[TASK BRIEF]:
Copy, from the entries below, each line in which the string "icon" appears.

*** RECORDS TO USE Section Begins ***

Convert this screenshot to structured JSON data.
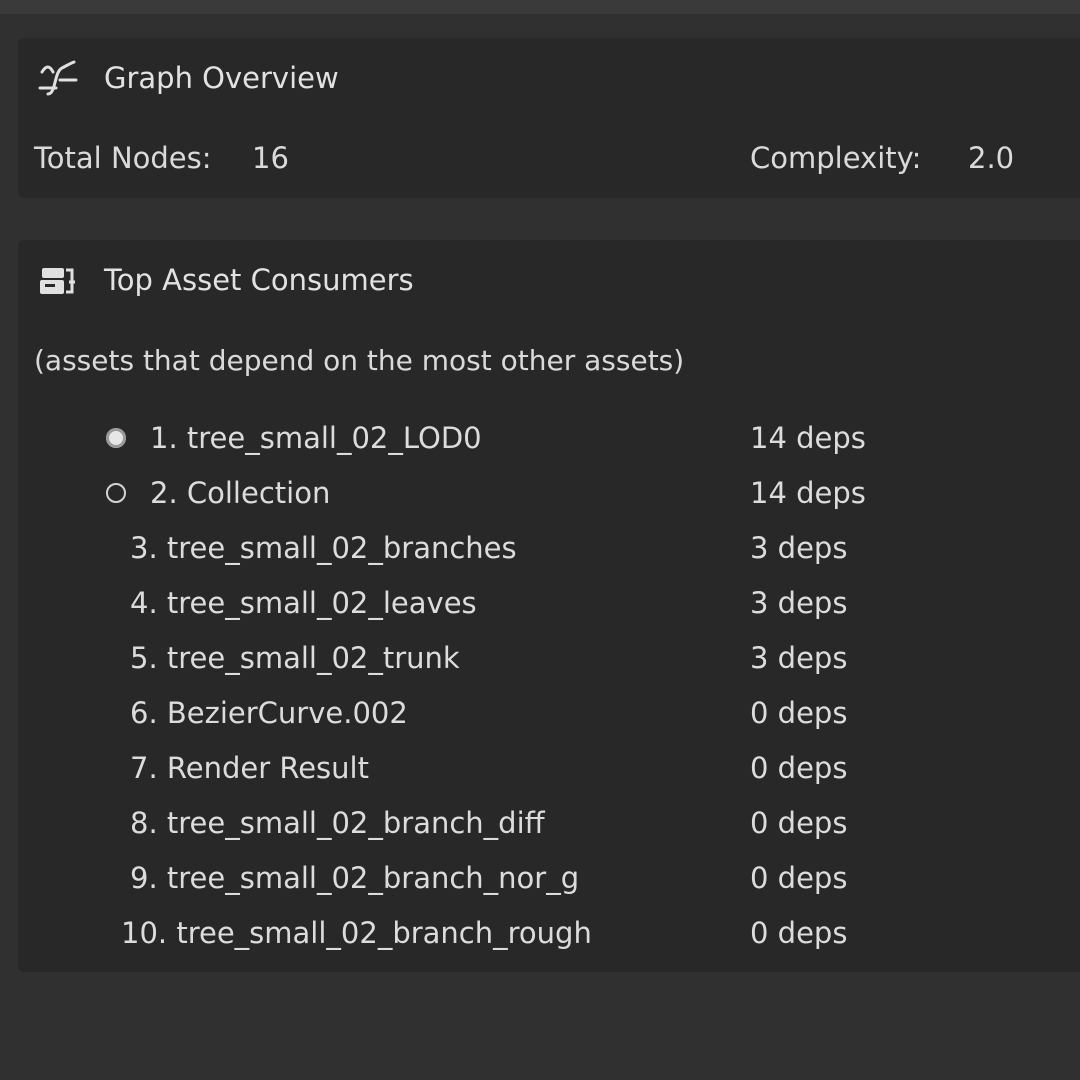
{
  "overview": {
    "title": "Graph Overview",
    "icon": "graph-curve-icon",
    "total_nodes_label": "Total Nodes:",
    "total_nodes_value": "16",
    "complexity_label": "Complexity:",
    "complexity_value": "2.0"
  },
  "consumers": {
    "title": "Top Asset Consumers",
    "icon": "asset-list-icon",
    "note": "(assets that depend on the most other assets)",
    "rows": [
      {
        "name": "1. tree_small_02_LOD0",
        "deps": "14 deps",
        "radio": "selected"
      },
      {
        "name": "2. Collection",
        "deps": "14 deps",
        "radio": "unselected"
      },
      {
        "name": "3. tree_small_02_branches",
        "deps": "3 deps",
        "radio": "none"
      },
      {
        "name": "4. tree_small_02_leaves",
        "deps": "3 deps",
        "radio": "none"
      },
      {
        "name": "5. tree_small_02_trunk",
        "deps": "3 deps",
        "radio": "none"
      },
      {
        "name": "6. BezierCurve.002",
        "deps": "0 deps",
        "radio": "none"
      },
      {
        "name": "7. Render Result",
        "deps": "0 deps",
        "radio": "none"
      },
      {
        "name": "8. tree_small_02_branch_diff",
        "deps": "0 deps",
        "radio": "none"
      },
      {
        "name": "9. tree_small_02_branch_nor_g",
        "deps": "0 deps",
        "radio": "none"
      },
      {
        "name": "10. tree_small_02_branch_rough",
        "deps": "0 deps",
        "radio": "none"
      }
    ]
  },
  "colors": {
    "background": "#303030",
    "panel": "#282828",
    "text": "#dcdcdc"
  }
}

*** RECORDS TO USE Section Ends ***

[WRITTEN REPLY]:
    "icon": "graph-curve-icon",
    "icon": "asset-list-icon",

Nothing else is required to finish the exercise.